Our heroine has escaped from south of the border into the highlands on horseback. Considering that probably half the children would have died of disease in childhood, we encounter remarkably few smells, no lice, nary a bit of spoiled food, etc. Why, it's just like now.
In fact, it's warm in Scotland, see, and apparently free of biting insects, for our hero is bare-chested for his initial (and several later) encounters with the heroine. With his sword slung over his back. All those blisters from the leather sling chafing his bare flesh must be really attractive. Sort of surprising that he never does anything about it, like put on a shirt.
Couple dancing, with men lined up to ask for the next dance weren't really a feature of the 1300s. It would appear that someone read Jane Austen or some derivative Regency romance and assumed those dance settings applied five hundred years earlier.
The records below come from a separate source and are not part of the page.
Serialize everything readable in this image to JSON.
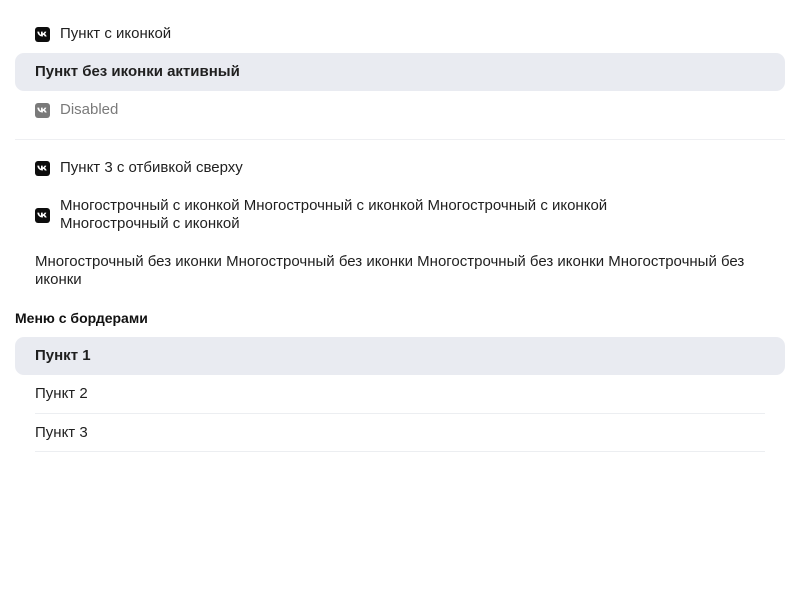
{
  "menu1": {
    "items": [
      {
        "label": "Пункт с иконкой",
        "icon": "vk-icon"
      },
      {
        "label": "Пункт без иконки активный"
      },
      {
        "label": "Disabled",
        "icon": "vk-icon"
      },
      {
        "label": "Пункт 3 с отбивкой сверху",
        "icon": "vk-icon"
      },
      {
        "label": "Многострочный с иконкой Многострочный с иконкой Многострочный с иконкой Многострочный с иконкой",
        "icon": "vk-icon"
      },
      {
        "label": "Многострочный без иконки Многострочный без иконки Многострочный без иконки Многострочный без иконки"
      }
    ]
  },
  "menu2": {
    "title": "Меню с бордерами",
    "items": [
      {
        "label": "Пункт 1"
      },
      {
        "label": "Пункт 2"
      },
      {
        "label": "Пункт 3"
      }
    ]
  },
  "colors": {
    "active_bg": "#e9ebf1",
    "icon_bg": "#0d0d0d",
    "disabled_text": "#7a7a7a"
  }
}
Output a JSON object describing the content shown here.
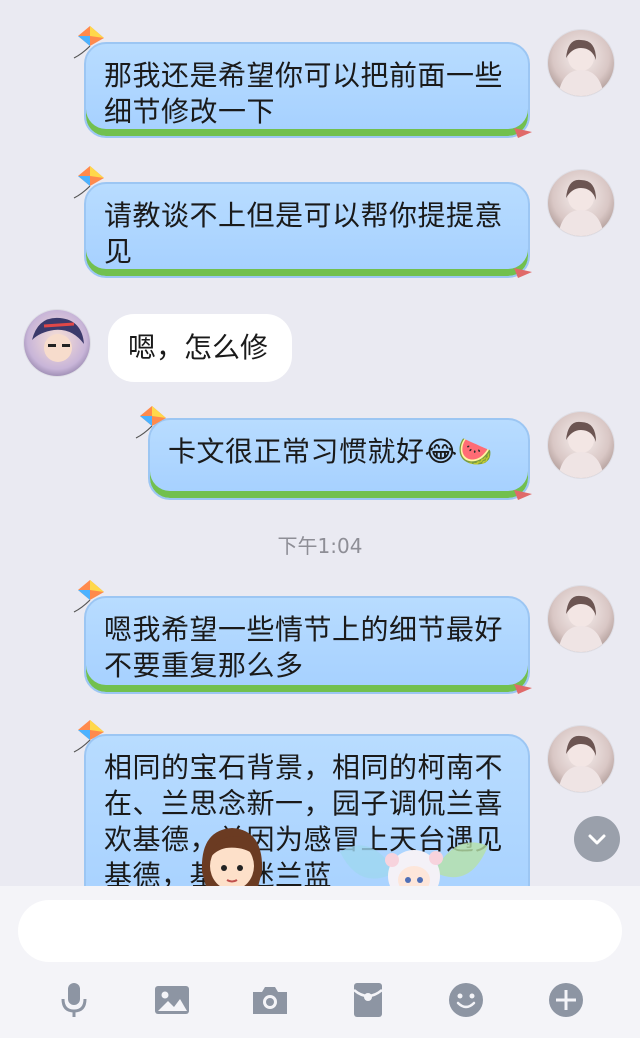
{
  "messages": [
    {
      "side": "me",
      "text": "那我还是希望你可以把前面一些细节修改一下"
    },
    {
      "side": "me",
      "text": "请教谈不上但是可以帮你提提意见"
    },
    {
      "side": "other",
      "text": "嗯，怎么修"
    },
    {
      "side": "me",
      "text": "卡文很正常习惯就好😂🍉"
    },
    {
      "side": "me",
      "text": "嗯我希望一些情节上的细节最好不要重复那么多"
    },
    {
      "side": "me",
      "text": "相同的宝石背景，相同的柯南不在、兰思念新一，园子调侃兰喜欢基德，兰因为感冒上天台遇见基德，基德迷兰蓝"
    }
  ],
  "timestamp": "下午1:04",
  "input": {
    "placeholder": ""
  },
  "toolbar": {
    "icons": [
      "microphone-icon",
      "image-icon",
      "camera-icon",
      "red-packet-icon",
      "emoji-icon",
      "plus-icon"
    ]
  },
  "colors": {
    "bubble_me": "#a8d2ff",
    "bubble_me_border": "#72c04e",
    "bubble_other": "#ffffff",
    "background": "#eaeaf2",
    "toolbar_icon": "#8d95a3"
  }
}
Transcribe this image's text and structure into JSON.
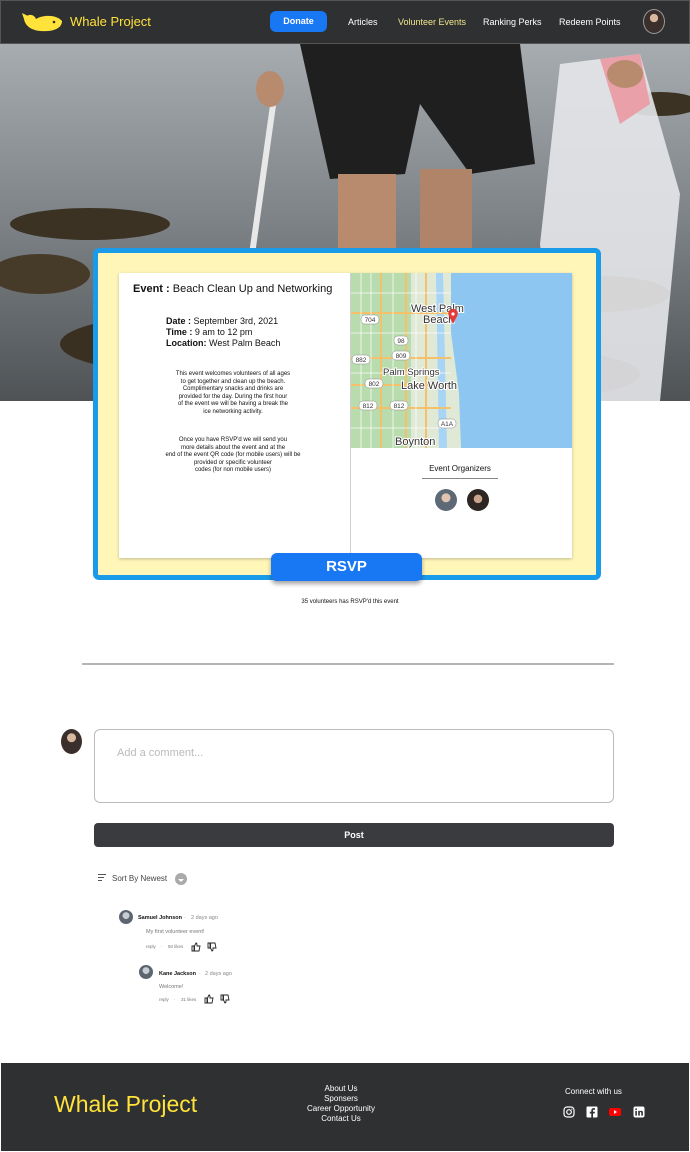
{
  "header": {
    "brand": "Whale Project",
    "donate_label": "Donate",
    "nav": [
      "Articles",
      "Volunteer Events",
      "Ranking Perks",
      "Redeem Points"
    ],
    "active_nav": "Volunteer Events"
  },
  "event": {
    "title_prefix": "Event :",
    "title": "Beach Clean Up and Networking",
    "date_label": "Date :",
    "date": "September 3rd, 2021",
    "time_label": "Time :",
    "time": "9 am to 12 pm",
    "location_label": "Location:",
    "location": "West Palm Beach",
    "description": [
      "This event welcomes volunteers of all ages",
      "to get together and clean up the beach.",
      "Complimentary snacks and drinks are",
      "provided for the day. During the first hour",
      "of the event we will be having a break the",
      "ice networking activity."
    ],
    "description2": [
      "Once you have RSVP'd we will send you",
      "more details about the event and at the",
      "end of the event QR code (for mobile users) will be",
      "provided or specific volunteer",
      "codes (for non mobile users)"
    ],
    "organizers_label": "Event Organizers",
    "rsvp_label": "RSVP",
    "rsvp_count_text": "35 volunteers has RSVP'd this event"
  },
  "map": {
    "labels": {
      "west_palm": "West Palm",
      "beach": "Beach",
      "palm_springs": "Palm Springs",
      "lake_worth": "Lake Worth",
      "boynton": "Boynton"
    },
    "routes": [
      "704",
      "98",
      "809",
      "882",
      "802",
      "812",
      "812",
      "A1A"
    ]
  },
  "comments": {
    "placeholder": "Add a comment...",
    "post_label": "Post",
    "sort_label": "Sort By Newest",
    "items": [
      {
        "name": "Samuel Johnson",
        "time": "2 days ago",
        "text": "My first volunteer event!",
        "reply": "reply",
        "likes": "50 likes"
      },
      {
        "name": "Kane Jackson",
        "time": "2 days ago",
        "text": "Welcome!",
        "reply": "reply",
        "likes": "31 likes"
      }
    ]
  },
  "footer": {
    "brand": "Whale Project",
    "links": [
      "About Us",
      "Sponsers",
      "Career Opportunity",
      "Contact Us"
    ],
    "connect": "Connect with us",
    "social_icons": [
      "instagram-icon",
      "facebook-icon",
      "youtube-icon",
      "linkedin-icon"
    ]
  },
  "colors": {
    "brand_yellow": "#ffe23a",
    "primary_blue": "#1877f2",
    "card_border": "#1a9bea",
    "card_bg": "#fff6b8",
    "dark": "#2f3032"
  }
}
The best part was when the heroine is taught by the hero how to dance and she carefully counts “1 2 3, 1 2 3” to help remember the steps. I hate to tell the author, but the waltz is a dance from the late 1700s-early 1800s. (There's that Regency thing again.) 200 years ago, 700 years ago — what's the difference?
Good advice for all adventure writers.
Translation of the Italian:
In the middle of the Indian forest, a man waiting for the train to stop just near the line. Suddenly, a boa attacks its victim, squeezing with its powerful coils. But then a tiger hurls itself upon the huge reptile which wraps, then, even the beast in a stranglehold. A monstrous tangle occurs, meanwhile, along comes the train. The whole tangle winds up bloody and broken by the wheels of the train.
See NeverYetMelted for more details about Achille Bertrame and links to more bloodcurdling illustrations.
We're often blind to our own faults. I find it easier to see problems in the works of other people, especially now that I have a hard time turning off my editorial eye when reading fiction (the downside of being a writer).
I can forgive a few typos, and the occasional fluffs, like a gun that starts as a .22 and ends up as a .357 — these are understandable mistakes. They're errors of execution, not of understanding. But there are limits…
Here, for your amusement, are some things I encountered in last night's book which I've sworn never to do myself. I've spared the author name and book title, since the point is not to heap scorn upon the efforts of someone else but to go and avoid these problems myself.
I'll post more of these Irritated Reviews™ from time to time, when sufficiently provoked.
This thriller is set in the unnamed mountains of North Carolina (presumably the Blue Ridge). Our heroine has returned home, after the recent death of her last parent (no siblings), to her architectural home perched high up in the mountains with a view of chasms. Her family is one of the founders of the town nearby, and her home has lots of land.
She works for a living, no reference to independent means. There is no mention of inheritance, estate taxes, or any duties involved in dealing with the death of her mother, other than a funeral. No mention of property taxes, which would likely be substantial. Hard to believe she's the last surviving member of her family, or that she can support the house, or that there has been a death of a parent just weeks ago with its necessary financial impacts and unfinished tasks. Doesn't seem to have any new inherited money or financial responsibilities. It's a shallow plot device to give her an interesting home, but since it has none of the reality of supporting such a home or the passing of the torch, she operates in an unbelievable financial vacuum.
Her high school boyfriend takes her to a cabin higher up the mountain to reminisce about old times. It sits along a river, and there's her old canoe.
Now, in my experience, navigable (even if just by canoe) rivers do not appear high up on mountains, even the modest Blue Ridge ones.